Gambling involves risking money or something of value (such as a racehorse, a ticket to a concert, or a hand of poker) on an event with a uncertain outcome. It can be exciting and fun, but it’s important to remember that gambling is not a way to make money. The odds are always against you, and the more money you wager, the more likely you will lose.

Many people gamble for recreation and to have a good time, but some individuals develop a problem. Those with a gambling disorder are not in control of their actions, which affects how they think, feel, and behave. The condition can cause problems in relationships, work, school, and health. People with a gambling problem may lie to friends and family or steal money to fund their gambling activities. They often experience feelings of guilt, anxiety, and depression. They may also have difficulty sleeping and become withdrawn from their friends and family. They may also have suicidal thoughts or attempt suicide.

Pathological gambling (PG) is a serious mental illness that affects between 0.4 and 1.6% of the population. It is more common in males than in females, and it typically begins in adolescence or young adulthood. It is more common in those who have a history of family members with a gambling problem and those who have a history of suicidal thoughts or attempts. Those with a history of drug or alcohol use are also more at risk for developing PG.

Psychiatrists diagnose PG by using a variety of methods, including taking a family history, conducting an interview, and doing psychological testing. Some therapists also conduct cognitive behavioral therapy, which helps the person change their thought patterns and coping skills.
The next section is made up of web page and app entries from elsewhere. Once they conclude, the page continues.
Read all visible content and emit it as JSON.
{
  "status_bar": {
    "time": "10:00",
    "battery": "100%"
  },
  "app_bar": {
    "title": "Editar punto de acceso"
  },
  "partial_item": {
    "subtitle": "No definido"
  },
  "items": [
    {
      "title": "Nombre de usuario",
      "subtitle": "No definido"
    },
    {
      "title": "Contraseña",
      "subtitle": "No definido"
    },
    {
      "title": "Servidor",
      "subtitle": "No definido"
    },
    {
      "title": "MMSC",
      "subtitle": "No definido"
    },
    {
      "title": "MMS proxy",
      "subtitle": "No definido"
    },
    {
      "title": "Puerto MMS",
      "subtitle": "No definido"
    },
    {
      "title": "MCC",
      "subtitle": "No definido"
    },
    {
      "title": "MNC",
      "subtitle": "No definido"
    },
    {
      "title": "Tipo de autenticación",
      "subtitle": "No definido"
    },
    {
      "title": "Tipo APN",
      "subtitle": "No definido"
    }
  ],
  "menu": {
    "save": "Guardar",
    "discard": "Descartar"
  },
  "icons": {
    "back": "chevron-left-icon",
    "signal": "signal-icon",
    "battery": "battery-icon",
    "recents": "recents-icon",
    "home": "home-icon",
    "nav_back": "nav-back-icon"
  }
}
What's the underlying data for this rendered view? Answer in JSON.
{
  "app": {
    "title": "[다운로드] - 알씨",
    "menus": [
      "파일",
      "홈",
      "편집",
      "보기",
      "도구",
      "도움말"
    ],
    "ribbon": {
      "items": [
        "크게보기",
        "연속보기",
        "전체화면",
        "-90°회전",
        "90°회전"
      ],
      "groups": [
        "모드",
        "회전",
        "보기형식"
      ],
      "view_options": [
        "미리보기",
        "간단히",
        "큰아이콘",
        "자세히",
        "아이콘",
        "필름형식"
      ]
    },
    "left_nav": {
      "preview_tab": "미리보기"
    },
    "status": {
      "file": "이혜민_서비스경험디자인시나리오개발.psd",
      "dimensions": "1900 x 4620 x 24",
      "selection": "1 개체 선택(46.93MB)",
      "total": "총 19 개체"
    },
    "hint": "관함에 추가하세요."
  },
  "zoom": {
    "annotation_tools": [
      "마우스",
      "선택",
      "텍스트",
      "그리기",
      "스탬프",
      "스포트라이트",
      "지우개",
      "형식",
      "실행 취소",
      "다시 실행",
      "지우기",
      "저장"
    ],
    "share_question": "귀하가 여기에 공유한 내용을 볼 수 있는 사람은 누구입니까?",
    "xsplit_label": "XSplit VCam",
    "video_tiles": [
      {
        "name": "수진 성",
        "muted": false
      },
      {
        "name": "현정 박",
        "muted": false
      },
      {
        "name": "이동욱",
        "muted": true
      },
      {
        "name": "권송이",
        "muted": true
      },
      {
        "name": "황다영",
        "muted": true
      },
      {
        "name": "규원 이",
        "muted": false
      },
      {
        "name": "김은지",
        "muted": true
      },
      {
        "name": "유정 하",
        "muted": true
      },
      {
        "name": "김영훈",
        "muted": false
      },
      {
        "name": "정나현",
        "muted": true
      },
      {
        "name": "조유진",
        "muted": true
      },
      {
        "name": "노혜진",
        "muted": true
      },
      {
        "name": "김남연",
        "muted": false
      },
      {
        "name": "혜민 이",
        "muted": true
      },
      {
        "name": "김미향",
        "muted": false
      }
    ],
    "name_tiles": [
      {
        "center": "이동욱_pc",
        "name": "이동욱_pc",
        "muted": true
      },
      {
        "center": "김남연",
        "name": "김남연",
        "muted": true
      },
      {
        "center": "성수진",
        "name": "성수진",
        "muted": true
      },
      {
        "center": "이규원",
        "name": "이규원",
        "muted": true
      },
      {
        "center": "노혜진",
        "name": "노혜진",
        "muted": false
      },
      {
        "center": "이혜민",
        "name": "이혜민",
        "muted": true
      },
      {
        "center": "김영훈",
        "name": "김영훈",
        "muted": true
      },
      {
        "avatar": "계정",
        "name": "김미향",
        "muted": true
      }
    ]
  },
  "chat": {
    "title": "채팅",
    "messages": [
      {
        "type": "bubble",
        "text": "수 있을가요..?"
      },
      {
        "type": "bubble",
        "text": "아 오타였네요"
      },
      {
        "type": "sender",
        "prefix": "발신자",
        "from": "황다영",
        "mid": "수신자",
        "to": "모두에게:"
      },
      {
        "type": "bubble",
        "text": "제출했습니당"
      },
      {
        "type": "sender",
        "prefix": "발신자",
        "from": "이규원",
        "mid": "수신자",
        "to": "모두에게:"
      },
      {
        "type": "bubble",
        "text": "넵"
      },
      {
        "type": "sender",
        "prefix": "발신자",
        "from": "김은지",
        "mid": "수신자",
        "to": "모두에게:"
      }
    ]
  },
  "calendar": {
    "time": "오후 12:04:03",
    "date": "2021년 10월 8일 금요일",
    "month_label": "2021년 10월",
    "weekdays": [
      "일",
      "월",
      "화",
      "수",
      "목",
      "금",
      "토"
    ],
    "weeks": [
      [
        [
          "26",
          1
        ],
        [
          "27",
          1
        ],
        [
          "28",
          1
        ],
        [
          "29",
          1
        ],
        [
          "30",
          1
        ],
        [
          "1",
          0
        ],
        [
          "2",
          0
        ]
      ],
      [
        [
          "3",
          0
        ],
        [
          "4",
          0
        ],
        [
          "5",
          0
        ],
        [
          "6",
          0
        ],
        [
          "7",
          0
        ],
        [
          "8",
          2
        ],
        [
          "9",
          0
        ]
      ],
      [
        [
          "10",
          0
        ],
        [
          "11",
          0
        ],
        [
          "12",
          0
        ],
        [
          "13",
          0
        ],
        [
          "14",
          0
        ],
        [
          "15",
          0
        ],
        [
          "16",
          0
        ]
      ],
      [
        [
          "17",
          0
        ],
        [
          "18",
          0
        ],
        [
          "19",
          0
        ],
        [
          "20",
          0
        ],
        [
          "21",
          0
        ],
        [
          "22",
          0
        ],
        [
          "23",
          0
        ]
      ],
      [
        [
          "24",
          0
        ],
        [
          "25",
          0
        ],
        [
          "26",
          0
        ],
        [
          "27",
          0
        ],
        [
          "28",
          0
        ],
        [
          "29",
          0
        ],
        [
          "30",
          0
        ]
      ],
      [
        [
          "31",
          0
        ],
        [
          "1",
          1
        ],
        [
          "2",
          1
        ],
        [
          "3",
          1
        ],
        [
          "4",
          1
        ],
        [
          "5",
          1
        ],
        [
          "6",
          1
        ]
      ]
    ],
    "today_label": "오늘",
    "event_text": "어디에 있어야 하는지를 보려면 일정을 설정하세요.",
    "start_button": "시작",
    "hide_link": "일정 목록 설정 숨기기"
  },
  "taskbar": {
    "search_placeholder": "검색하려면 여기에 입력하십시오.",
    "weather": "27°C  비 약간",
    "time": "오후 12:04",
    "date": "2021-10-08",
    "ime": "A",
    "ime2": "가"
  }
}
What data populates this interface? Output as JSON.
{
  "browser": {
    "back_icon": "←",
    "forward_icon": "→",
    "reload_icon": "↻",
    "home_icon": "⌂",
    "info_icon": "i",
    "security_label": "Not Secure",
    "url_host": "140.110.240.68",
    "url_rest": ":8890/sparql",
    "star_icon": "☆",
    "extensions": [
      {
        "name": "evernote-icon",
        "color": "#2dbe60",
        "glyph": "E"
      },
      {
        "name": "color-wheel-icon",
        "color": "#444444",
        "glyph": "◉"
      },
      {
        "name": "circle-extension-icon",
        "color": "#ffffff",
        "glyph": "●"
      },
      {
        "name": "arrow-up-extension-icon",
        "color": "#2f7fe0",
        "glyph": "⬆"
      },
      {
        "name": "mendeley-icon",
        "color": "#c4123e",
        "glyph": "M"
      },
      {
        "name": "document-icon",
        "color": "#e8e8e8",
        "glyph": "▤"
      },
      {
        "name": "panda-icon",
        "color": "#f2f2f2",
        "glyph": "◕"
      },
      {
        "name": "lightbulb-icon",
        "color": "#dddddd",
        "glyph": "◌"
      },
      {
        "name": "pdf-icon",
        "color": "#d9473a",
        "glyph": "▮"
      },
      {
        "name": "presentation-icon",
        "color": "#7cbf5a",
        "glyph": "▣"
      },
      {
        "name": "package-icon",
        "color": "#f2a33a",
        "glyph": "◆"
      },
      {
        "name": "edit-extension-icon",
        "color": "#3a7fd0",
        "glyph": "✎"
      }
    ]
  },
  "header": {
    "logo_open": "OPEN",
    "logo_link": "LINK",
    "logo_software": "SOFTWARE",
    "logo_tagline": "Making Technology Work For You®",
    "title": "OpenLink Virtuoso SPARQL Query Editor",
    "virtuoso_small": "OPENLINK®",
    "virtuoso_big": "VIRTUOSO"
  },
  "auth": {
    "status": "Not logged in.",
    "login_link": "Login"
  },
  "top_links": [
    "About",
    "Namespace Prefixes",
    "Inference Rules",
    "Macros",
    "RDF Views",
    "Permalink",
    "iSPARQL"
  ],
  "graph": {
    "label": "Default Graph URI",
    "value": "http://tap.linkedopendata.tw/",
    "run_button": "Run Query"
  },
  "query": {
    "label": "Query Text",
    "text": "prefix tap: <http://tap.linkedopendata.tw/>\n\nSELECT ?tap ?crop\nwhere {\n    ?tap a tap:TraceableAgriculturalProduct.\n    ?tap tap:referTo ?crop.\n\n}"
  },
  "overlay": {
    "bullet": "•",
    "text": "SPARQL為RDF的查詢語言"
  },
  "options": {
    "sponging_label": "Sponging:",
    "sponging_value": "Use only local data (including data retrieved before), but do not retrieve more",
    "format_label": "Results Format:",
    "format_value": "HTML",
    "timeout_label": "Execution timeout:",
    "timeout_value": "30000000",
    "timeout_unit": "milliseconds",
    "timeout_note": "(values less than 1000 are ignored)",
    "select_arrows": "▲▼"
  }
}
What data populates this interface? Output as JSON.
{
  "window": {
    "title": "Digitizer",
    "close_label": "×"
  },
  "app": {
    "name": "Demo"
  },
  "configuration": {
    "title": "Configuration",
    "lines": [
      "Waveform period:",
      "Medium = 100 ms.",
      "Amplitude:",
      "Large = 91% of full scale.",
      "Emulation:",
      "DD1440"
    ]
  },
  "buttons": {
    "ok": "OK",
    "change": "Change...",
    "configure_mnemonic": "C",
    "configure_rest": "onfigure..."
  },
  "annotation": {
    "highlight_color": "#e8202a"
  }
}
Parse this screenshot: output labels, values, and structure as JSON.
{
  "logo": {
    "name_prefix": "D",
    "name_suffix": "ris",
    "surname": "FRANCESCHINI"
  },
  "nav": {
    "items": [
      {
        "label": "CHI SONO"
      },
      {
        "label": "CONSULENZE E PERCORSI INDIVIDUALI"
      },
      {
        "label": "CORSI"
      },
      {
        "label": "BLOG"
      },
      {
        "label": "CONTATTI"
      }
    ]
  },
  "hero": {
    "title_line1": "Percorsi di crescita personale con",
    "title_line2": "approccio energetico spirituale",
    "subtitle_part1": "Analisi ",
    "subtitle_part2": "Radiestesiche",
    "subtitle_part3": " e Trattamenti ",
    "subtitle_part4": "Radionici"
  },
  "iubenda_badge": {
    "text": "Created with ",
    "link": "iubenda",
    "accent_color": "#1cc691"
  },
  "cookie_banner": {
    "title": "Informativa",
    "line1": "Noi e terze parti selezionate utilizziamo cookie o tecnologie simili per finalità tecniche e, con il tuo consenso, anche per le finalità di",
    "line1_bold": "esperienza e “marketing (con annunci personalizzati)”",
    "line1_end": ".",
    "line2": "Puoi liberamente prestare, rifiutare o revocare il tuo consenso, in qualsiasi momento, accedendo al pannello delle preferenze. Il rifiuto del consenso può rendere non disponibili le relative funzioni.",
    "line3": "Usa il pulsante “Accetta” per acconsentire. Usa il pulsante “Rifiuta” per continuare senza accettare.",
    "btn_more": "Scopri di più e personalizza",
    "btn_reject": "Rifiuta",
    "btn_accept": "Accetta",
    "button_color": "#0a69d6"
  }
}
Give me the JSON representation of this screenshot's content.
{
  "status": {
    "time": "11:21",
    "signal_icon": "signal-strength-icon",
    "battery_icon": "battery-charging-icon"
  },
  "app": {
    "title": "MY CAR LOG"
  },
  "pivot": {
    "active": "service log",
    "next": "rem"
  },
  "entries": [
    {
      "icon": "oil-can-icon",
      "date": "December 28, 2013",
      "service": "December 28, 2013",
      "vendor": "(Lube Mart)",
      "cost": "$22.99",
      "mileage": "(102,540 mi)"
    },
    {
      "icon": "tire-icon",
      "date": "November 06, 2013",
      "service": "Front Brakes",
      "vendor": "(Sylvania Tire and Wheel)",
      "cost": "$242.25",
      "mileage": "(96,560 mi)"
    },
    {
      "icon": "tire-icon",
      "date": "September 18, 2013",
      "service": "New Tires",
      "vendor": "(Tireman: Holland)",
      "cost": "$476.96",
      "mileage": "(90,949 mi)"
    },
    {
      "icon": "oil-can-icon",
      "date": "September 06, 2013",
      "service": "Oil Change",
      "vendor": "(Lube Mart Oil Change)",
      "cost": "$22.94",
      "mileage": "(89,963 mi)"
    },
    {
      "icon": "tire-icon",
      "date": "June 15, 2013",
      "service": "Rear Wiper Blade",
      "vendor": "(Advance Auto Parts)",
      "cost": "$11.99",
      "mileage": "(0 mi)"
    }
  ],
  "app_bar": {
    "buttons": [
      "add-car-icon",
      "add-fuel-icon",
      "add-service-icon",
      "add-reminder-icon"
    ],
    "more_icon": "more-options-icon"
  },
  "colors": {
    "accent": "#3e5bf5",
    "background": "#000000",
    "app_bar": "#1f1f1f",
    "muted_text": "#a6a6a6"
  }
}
Other treatments include medication, self-help groups, and inpatient or residential treatment programs.

While there is not yet an accurate or universally agreed-upon definition of a gambling disorder, a psychiatric diagnosis can be made when the following criteria are met:

People with a gambling problem often report that they started gambling to relieve unpleasant feelings or to unwind. It can be hard to break this habit, but there are healthy ways to relieve these feelings and unwind, such as exercising, spending time with friends who do not gamble, or practicing relaxation techniques. Some individuals with a gambling disorder find that their gambling increases during times of stress, such as when they are having financial difficulties or a relationship crisis. In these cases, it is important to seek help before the situation worsens.